▸ **DATA FOR REVIEW**
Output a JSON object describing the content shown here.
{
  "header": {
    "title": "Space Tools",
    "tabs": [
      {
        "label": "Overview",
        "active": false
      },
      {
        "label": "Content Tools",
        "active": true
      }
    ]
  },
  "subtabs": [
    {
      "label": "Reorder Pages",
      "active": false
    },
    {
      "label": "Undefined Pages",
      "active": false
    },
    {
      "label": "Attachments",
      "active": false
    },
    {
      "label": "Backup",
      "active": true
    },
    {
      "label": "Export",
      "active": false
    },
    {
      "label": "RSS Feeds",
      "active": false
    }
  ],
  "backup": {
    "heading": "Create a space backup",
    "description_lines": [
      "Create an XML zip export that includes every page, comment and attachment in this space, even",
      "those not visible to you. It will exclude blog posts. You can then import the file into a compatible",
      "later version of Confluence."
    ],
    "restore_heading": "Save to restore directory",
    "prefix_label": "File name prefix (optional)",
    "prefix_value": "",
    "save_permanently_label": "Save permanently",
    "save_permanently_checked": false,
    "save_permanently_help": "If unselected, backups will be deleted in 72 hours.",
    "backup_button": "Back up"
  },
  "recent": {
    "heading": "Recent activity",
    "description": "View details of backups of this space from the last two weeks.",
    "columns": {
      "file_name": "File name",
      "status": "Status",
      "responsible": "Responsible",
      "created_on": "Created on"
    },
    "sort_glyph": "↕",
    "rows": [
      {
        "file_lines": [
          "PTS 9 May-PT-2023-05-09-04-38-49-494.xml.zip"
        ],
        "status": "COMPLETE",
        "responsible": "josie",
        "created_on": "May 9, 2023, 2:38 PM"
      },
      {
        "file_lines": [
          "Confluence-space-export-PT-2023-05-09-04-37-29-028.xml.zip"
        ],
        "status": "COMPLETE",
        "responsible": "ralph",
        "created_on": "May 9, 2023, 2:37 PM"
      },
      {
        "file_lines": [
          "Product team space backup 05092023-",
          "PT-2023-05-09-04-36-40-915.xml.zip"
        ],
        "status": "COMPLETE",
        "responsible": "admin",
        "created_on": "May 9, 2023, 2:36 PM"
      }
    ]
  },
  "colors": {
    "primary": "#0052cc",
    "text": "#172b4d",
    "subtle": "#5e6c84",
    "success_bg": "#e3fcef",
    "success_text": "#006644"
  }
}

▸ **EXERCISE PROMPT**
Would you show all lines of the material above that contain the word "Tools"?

▸ **ANSWER SECTION**
    "title": "Space Tools",
        "label": "Content Tools",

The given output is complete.